**PROBLEM TO WORK ON**
Wherever "icon" turns up in a line of the entries below, that line counts. Say how many such lines there are, with no other words.

**DATA SECTION**
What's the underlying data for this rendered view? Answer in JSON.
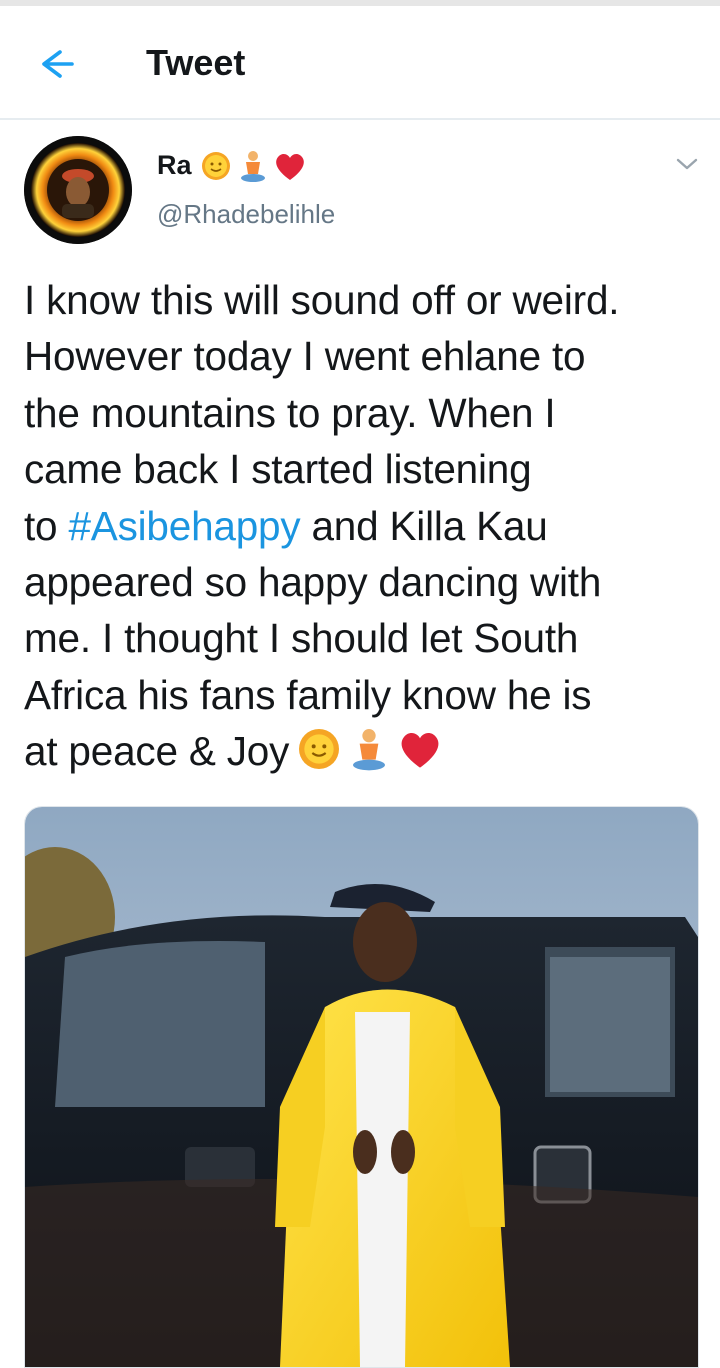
{
  "header": {
    "title": "Tweet"
  },
  "tweet": {
    "name": "Ra",
    "handle": "@Rhadebelihle",
    "name_emojis": [
      "sun-icon",
      "person-in-lotus-position-icon",
      "red-heart-icon"
    ],
    "text_lines": [
      "I know this will sound off or weird.",
      "However today I went ehlane to",
      "the mountains to pray. When I",
      "came back I started listening"
    ],
    "line5_pre": "to ",
    "hashtag": "#Asibehappy",
    "line5_post": " and Killa Kau",
    "text_lines_2": [
      "appeared so happy dancing with",
      "me. I thought I should let South",
      "Africa his fans family know he is"
    ],
    "last_line": "at peace & Joy",
    "colors": {
      "link": "#1b95e0",
      "text": "#14171a",
      "secondary": "#657786",
      "heart": "#e0243a"
    }
  }
}
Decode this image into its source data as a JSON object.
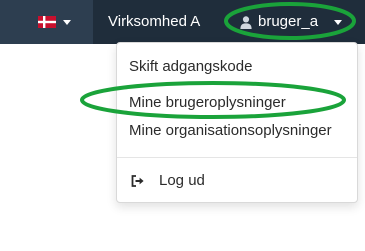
{
  "navbar": {
    "language_flag": "danish-flag-icon",
    "company_label": "Virksomhed A",
    "user_label": "bruger_a",
    "colors": {
      "bar": "#2d3e50",
      "active": "#1f2d3b"
    }
  },
  "user_menu": {
    "items": [
      {
        "label": "Skift adgangskode"
      },
      {
        "label": "Mine brugeroplysninger"
      },
      {
        "label": "Mine organisationsoplysninger"
      }
    ],
    "logout_label": "Log ud",
    "logout_icon": "sign-out-icon"
  },
  "annotation": {
    "color": "#1aa33a"
  }
}
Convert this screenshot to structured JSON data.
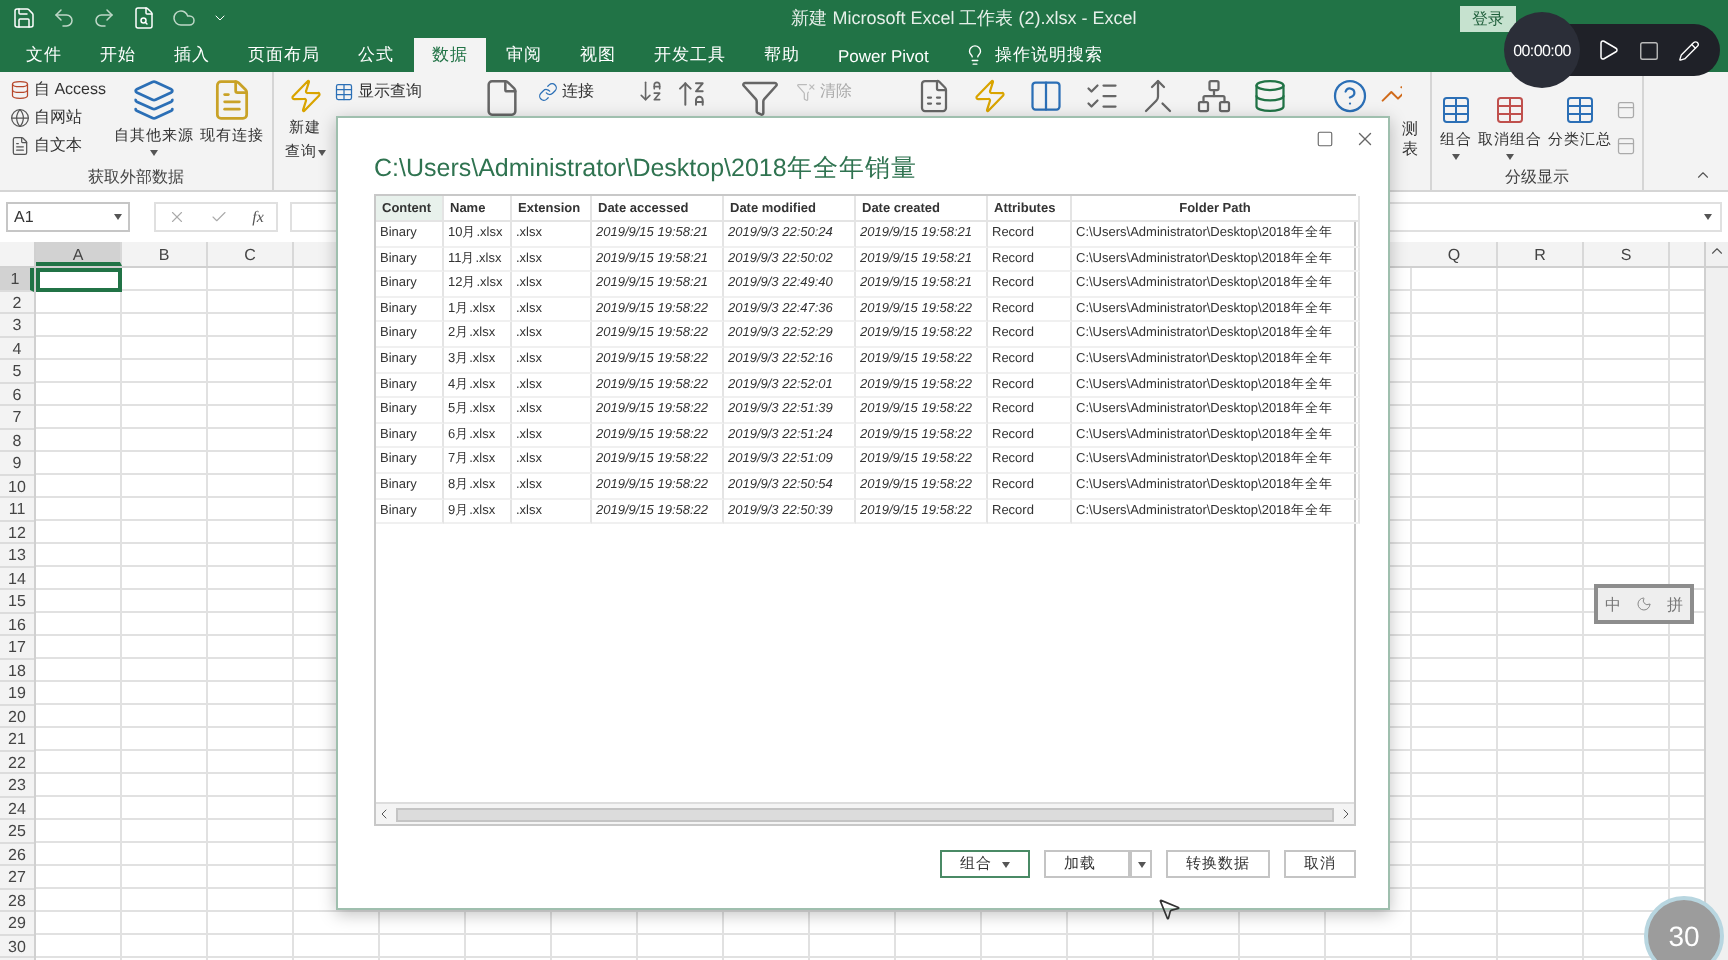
{
  "window": {
    "title": "新建 Microsoft Excel 工作表 (2).xlsx  -  Excel",
    "sign_in": "登录"
  },
  "ribbon_tabs": [
    {
      "label": "文件",
      "selected": false
    },
    {
      "label": "开始",
      "selected": false
    },
    {
      "label": "插入",
      "selected": false
    },
    {
      "label": "页面布局",
      "selected": false
    },
    {
      "label": "公式",
      "selected": false
    },
    {
      "label": "数据",
      "selected": true
    },
    {
      "label": "审阅",
      "selected": false
    },
    {
      "label": "视图",
      "selected": false
    },
    {
      "label": "开发工具",
      "selected": false
    },
    {
      "label": "帮助",
      "selected": false
    },
    {
      "label": "Power Pivot",
      "selected": false
    }
  ],
  "tell_me": "操作说明搜索",
  "ribbon_left": {
    "group_label": "获取外部数据",
    "small_buttons": [
      "自 Access",
      "自网站",
      "自文本"
    ],
    "large_buttons": [
      {
        "label": "自其他来源",
        "dropdown": true
      },
      {
        "label": "现有连接",
        "dropdown": false
      }
    ],
    "new_query": {
      "lines": [
        "新建",
        "查询"
      ],
      "dropdown": true
    }
  },
  "ribbon_middle": [
    {
      "label": "显示查询",
      "disabled": false
    },
    {
      "label": "连接",
      "disabled": false
    },
    {
      "label": "清除",
      "disabled": true
    }
  ],
  "ribbon_right": {
    "cut_label_lines": [
      "测",
      "表"
    ],
    "group_label": "分级显示",
    "buttons": [
      {
        "label": "组合",
        "dropdown": true
      },
      {
        "label": "取消组合",
        "dropdown": true
      },
      {
        "label": "分类汇总",
        "dropdown": false
      }
    ]
  },
  "formula_bar": {
    "name_box": "A1",
    "function_label": "fx"
  },
  "sheet": {
    "columns_left": [
      {
        "label": "A",
        "selected": true
      },
      {
        "label": "B",
        "selected": false
      },
      {
        "label": "C",
        "selected": false
      }
    ],
    "columns_right": [
      {
        "label": "Q",
        "selected": false
      },
      {
        "label": "R",
        "selected": false
      },
      {
        "label": "S",
        "selected": false
      }
    ],
    "rows": [
      {
        "label": "1",
        "selected": true
      },
      {
        "label": "2",
        "selected": false
      },
      {
        "label": "3",
        "selected": false
      },
      {
        "label": "4",
        "selected": false
      },
      {
        "label": "5",
        "selected": false
      },
      {
        "label": "6",
        "selected": false
      },
      {
        "label": "7",
        "selected": false
      },
      {
        "label": "8",
        "selected": false
      },
      {
        "label": "9",
        "selected": false
      },
      {
        "label": "10",
        "selected": false
      },
      {
        "label": "11",
        "selected": false
      },
      {
        "label": "12",
        "selected": false
      },
      {
        "label": "13",
        "selected": false
      },
      {
        "label": "14",
        "selected": false
      },
      {
        "label": "15",
        "selected": false
      },
      {
        "label": "16",
        "selected": false
      },
      {
        "label": "17",
        "selected": false
      },
      {
        "label": "18",
        "selected": false
      },
      {
        "label": "19",
        "selected": false
      },
      {
        "label": "20",
        "selected": false
      },
      {
        "label": "21",
        "selected": false
      },
      {
        "label": "22",
        "selected": false
      },
      {
        "label": "23",
        "selected": false
      },
      {
        "label": "24",
        "selected": false
      },
      {
        "label": "25",
        "selected": false
      },
      {
        "label": "26",
        "selected": false
      },
      {
        "label": "27",
        "selected": false
      },
      {
        "label": "28",
        "selected": false
      },
      {
        "label": "29",
        "selected": false
      },
      {
        "label": "30",
        "selected": false
      }
    ]
  },
  "dialog": {
    "title": "C:\\Users\\Administrator\\Desktop\\2018年全年销量",
    "table": {
      "columns": [
        "Content",
        "Name",
        "Extension",
        "Date accessed",
        "Date modified",
        "Date created",
        "Attributes",
        "Folder Path"
      ],
      "rows": [
        [
          "Binary",
          "10月.xlsx",
          ".xlsx",
          "2019/9/15 19:58:21",
          "2019/9/3 22:50:24",
          "2019/9/15 19:58:21",
          "Record",
          "C:\\Users\\Administrator\\Desktop\\2018年全年"
        ],
        [
          "Binary",
          "11月.xlsx",
          ".xlsx",
          "2019/9/15 19:58:21",
          "2019/9/3 22:50:02",
          "2019/9/15 19:58:21",
          "Record",
          "C:\\Users\\Administrator\\Desktop\\2018年全年"
        ],
        [
          "Binary",
          "12月.xlsx",
          ".xlsx",
          "2019/9/15 19:58:21",
          "2019/9/3 22:49:40",
          "2019/9/15 19:58:21",
          "Record",
          "C:\\Users\\Administrator\\Desktop\\2018年全年"
        ],
        [
          "Binary",
          "1月.xlsx",
          ".xlsx",
          "2019/9/15 19:58:22",
          "2019/9/3 22:47:36",
          "2019/9/15 19:58:22",
          "Record",
          "C:\\Users\\Administrator\\Desktop\\2018年全年"
        ],
        [
          "Binary",
          "2月.xlsx",
          ".xlsx",
          "2019/9/15 19:58:22",
          "2019/9/3 22:52:29",
          "2019/9/15 19:58:22",
          "Record",
          "C:\\Users\\Administrator\\Desktop\\2018年全年"
        ],
        [
          "Binary",
          "3月.xlsx",
          ".xlsx",
          "2019/9/15 19:58:22",
          "2019/9/3 22:52:16",
          "2019/9/15 19:58:22",
          "Record",
          "C:\\Users\\Administrator\\Desktop\\2018年全年"
        ],
        [
          "Binary",
          "4月.xlsx",
          ".xlsx",
          "2019/9/15 19:58:22",
          "2019/9/3 22:52:01",
          "2019/9/15 19:58:22",
          "Record",
          "C:\\Users\\Administrator\\Desktop\\2018年全年"
        ],
        [
          "Binary",
          "5月.xlsx",
          ".xlsx",
          "2019/9/15 19:58:22",
          "2019/9/3 22:51:39",
          "2019/9/15 19:58:22",
          "Record",
          "C:\\Users\\Administrator\\Desktop\\2018年全年"
        ],
        [
          "Binary",
          "6月.xlsx",
          ".xlsx",
          "2019/9/15 19:58:22",
          "2019/9/3 22:51:24",
          "2019/9/15 19:58:22",
          "Record",
          "C:\\Users\\Administrator\\Desktop\\2018年全年"
        ],
        [
          "Binary",
          "7月.xlsx",
          ".xlsx",
          "2019/9/15 19:58:22",
          "2019/9/3 22:51:09",
          "2019/9/15 19:58:22",
          "Record",
          "C:\\Users\\Administrator\\Desktop\\2018年全年"
        ],
        [
          "Binary",
          "8月.xlsx",
          ".xlsx",
          "2019/9/15 19:58:22",
          "2019/9/3 22:50:54",
          "2019/9/15 19:58:22",
          "Record",
          "C:\\Users\\Administrator\\Desktop\\2018年全年"
        ],
        [
          "Binary",
          "9月.xlsx",
          ".xlsx",
          "2019/9/15 19:58:22",
          "2019/9/3 22:50:39",
          "2019/9/15 19:58:22",
          "Record",
          "C:\\Users\\Administrator\\Desktop\\2018年全年"
        ]
      ]
    },
    "buttons": [
      {
        "label": "组合",
        "kind": "dropdown",
        "focused": true
      },
      {
        "label": "加载",
        "kind": "split",
        "focused": false
      },
      {
        "label": "转换数据",
        "kind": "plain",
        "focused": false
      },
      {
        "label": "取消",
        "kind": "plain",
        "focused": false
      }
    ]
  },
  "recorder": {
    "time": "00:00:00"
  },
  "ime": {
    "mode": "中",
    "input": "拼"
  },
  "badge": "30"
}
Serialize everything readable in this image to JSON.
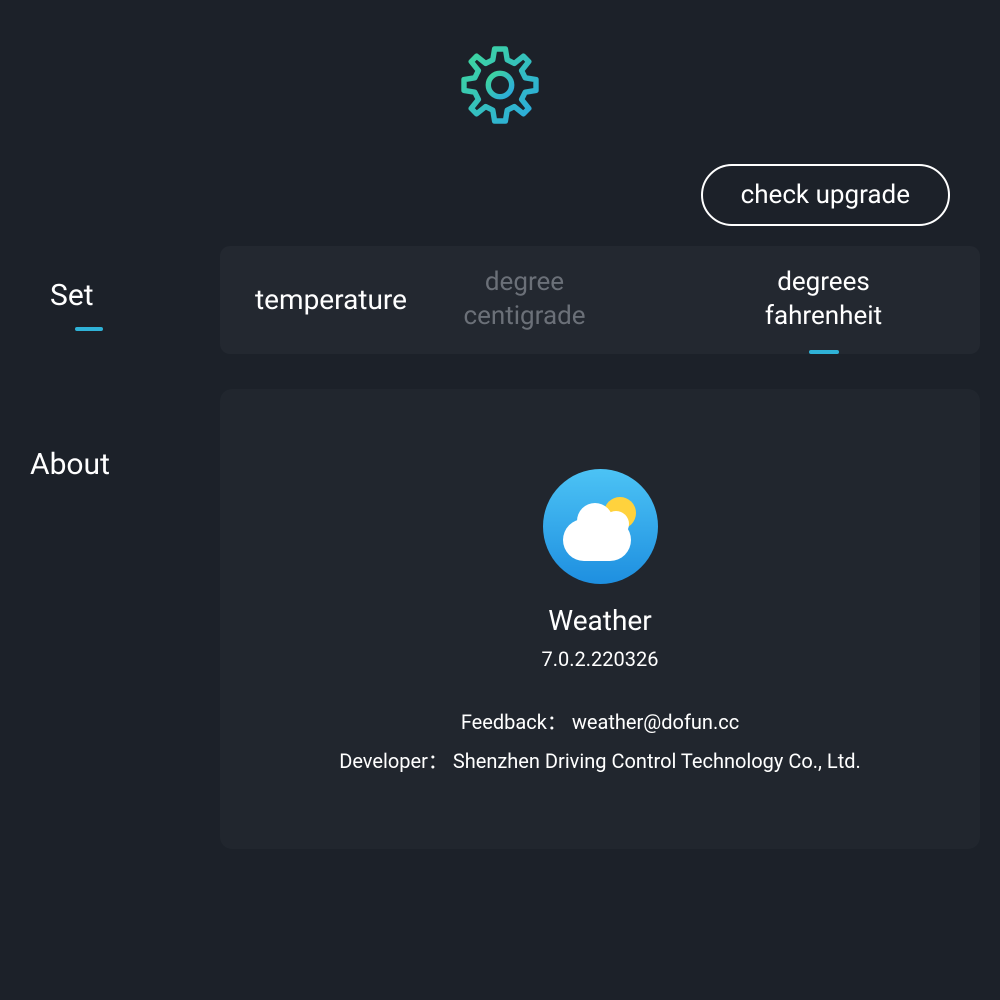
{
  "header": {
    "upgrade_button": "check upgrade"
  },
  "sidebar": {
    "set_label": "Set",
    "about_label": "About"
  },
  "temperature": {
    "label": "temperature",
    "option_centigrade": "degree centigrade",
    "option_fahrenheit": "degrees fahrenheit",
    "selected": "fahrenheit"
  },
  "about": {
    "app_name": "Weather",
    "app_version": "7.0.2.220326",
    "feedback_label": "Feedback：",
    "feedback_value": "weather@dofun.cc",
    "developer_label": "Developer：",
    "developer_value": "Shenzhen Driving Control Technology Co., Ltd."
  }
}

**RESULT**
5